Jigar Shah, the President of CASE, stated, “Today SolarWorld received one of its biggest subsidies yet – an average 31 percent tax on its competitors. What’s worse, it will ultimately come right out of the paychecks of American solar workers. Fortunately, these duties are much lower than the 250 percent tax that SolarWorld originally requested. This decision will increase solar electricity prices in the U.S. precisely at the moment solar power is becoming competitive with fossil fuel generated electricity.”
“At the same time, CASE recognizes that today’s decision is ‘preliminary.’ Between now and a final decision before the end of the year, there are many issues that will be addressed and whose resolution would lead to a significantly lower tariff. CASE will continue to fight SolarWorld’s anti-consumer and anti-jobs efforts to ensure a better result for America’s solar industry,” continued Shah.
According to Kevin Lapidus, Senior Vice President Legal and Government Affairs for SunEdison, “The U.S. solar industry has been growing, adding new solar electric systems, creating jobs and investing billions of dollars in the U.S. energy infrastructure. By increasing the price of modules and therefore the price of solar energy, these tariffs will undermine the success of the U.S. solar industry and reduce the ability of solar energy to compete with electricity generated from fossil fuel.”
Ken Button, co-founder and President of Verengo Solar, stated, “As the second largest residential solar company in the country, Verengo has helped thousands of middle class families save money during tough economic times by installing solar. Because our customers are very price sensitive, today’s decision to increase costs for solar cells and panels will make it harder for American families to access solar.”

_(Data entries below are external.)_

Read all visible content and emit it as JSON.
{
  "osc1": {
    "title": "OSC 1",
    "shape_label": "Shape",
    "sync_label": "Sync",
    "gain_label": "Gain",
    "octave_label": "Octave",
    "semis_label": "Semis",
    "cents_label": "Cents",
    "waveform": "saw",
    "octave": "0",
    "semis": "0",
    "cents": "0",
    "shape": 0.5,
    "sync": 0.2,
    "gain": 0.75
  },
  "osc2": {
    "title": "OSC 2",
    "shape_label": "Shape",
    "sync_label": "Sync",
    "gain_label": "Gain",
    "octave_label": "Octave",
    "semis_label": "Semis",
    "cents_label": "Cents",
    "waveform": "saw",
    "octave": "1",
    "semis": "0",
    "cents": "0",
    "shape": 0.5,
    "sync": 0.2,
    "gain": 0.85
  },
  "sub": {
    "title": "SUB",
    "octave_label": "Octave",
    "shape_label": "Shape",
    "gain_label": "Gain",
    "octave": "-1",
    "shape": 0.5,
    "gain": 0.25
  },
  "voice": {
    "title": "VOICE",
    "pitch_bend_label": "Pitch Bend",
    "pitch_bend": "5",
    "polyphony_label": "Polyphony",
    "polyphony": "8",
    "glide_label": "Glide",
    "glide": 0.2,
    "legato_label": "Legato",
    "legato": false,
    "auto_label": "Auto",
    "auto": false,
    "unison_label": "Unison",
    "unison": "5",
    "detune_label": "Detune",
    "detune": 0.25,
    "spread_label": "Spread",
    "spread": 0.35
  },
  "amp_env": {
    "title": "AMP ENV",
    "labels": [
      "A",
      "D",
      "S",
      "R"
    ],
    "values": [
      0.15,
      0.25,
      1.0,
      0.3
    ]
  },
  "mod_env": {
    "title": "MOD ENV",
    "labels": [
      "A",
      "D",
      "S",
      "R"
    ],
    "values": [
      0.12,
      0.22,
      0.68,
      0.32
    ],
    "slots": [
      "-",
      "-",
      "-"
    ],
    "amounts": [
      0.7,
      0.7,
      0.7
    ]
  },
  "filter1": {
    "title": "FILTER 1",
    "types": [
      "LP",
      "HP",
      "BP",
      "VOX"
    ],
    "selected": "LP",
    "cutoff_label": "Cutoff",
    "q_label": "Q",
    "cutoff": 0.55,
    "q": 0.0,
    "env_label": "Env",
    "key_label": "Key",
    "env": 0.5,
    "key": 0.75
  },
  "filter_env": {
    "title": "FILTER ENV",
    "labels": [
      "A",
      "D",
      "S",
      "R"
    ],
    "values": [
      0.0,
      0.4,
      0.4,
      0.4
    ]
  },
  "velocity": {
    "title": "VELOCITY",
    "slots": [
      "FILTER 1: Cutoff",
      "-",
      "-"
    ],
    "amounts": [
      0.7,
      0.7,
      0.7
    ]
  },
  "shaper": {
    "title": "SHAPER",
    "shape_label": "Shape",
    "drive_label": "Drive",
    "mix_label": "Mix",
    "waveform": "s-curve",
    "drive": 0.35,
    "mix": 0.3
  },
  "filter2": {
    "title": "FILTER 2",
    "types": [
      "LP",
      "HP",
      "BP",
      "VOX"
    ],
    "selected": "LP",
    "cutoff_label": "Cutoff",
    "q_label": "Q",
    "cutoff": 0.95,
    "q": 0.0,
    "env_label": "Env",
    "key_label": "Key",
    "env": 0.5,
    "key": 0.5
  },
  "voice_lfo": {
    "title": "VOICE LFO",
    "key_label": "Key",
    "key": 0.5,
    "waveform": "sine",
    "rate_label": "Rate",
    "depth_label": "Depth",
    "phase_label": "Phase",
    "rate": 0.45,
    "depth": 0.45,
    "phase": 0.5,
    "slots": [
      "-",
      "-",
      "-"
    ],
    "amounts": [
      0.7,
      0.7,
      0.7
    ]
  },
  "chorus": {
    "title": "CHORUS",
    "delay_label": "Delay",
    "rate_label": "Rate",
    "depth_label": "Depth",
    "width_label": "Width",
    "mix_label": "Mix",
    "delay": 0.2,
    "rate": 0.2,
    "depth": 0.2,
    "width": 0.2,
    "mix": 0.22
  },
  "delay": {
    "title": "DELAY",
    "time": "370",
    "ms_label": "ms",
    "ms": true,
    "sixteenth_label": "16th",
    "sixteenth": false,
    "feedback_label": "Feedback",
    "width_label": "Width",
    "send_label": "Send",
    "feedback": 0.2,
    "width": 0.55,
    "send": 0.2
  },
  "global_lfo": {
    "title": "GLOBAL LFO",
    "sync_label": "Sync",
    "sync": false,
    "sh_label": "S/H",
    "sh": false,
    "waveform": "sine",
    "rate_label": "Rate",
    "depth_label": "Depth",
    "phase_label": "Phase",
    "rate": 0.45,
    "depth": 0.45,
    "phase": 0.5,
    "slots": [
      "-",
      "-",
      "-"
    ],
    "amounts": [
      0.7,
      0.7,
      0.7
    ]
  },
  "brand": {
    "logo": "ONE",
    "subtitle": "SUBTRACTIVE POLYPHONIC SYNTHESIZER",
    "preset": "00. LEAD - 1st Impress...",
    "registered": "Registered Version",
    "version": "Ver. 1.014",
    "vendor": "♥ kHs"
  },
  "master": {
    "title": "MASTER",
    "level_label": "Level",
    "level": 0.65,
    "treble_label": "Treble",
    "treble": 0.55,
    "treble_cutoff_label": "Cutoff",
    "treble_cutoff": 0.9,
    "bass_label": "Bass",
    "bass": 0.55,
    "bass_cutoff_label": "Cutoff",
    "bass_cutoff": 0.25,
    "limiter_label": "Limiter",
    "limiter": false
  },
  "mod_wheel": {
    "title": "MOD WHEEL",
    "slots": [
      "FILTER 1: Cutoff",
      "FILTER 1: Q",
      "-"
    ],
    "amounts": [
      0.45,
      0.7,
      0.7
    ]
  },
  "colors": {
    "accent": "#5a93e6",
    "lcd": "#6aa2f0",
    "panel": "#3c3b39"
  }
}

Tore Torvund, CEO of REC Silicon, with 500 solar jobs in the United States, commented, “This decision is short-sighted in the extreme and a severe setback for President Obama’s clean energy program with its goal of expanding the use of solar and other renewables. Further, we are very concerned about the increased likelihood that China will retaliate with their own tariffs on polysilicon exports from U.S. producers such as REC Silicon. Triggering a solar trade war is not in the best interests of the U.S. solar industry or its customers.”
Tom Gutierrez, CEO of GT Advanced Technologies, with another 500 solar jobs in the United States, stated, “Today’s Department of Commerce decision subsidizes a German-owned company to the tune of an average 31% tax on its competitors and potentially harms U.S.-headquartered companies like GT Advanced Technologies, Dow Chemical, REC Silicon and MEMC. Ultimately, protectionism fosters dependence and high-cost business models, rather than the innovation and agile approaches required for companies to succeed in the global marketplace. Now is the time for the U.S. solar industry to move forward with the development of advanced technologies that create jobs and enhance our energy security—in spite of this new barrier. American solar manufacturing can compete without special protections.”
Jesse Pichel with Jeffries Group Inc., “Environmentalists and the unemployed should be equally disappointed with this decision because lower cost solar panels make solar more competitive with dirty fossil fuels. It should be clear by now that there are more U.S. jobs on the installation side of the solar business than on manufacturing. These cases have a chilling effect on business and it will linger for a long time. It’s unfortunate that SolarWorld has taken this scorched Earth approach and that they are distracting from the growth of U.S. jobs and affordable solar energy.”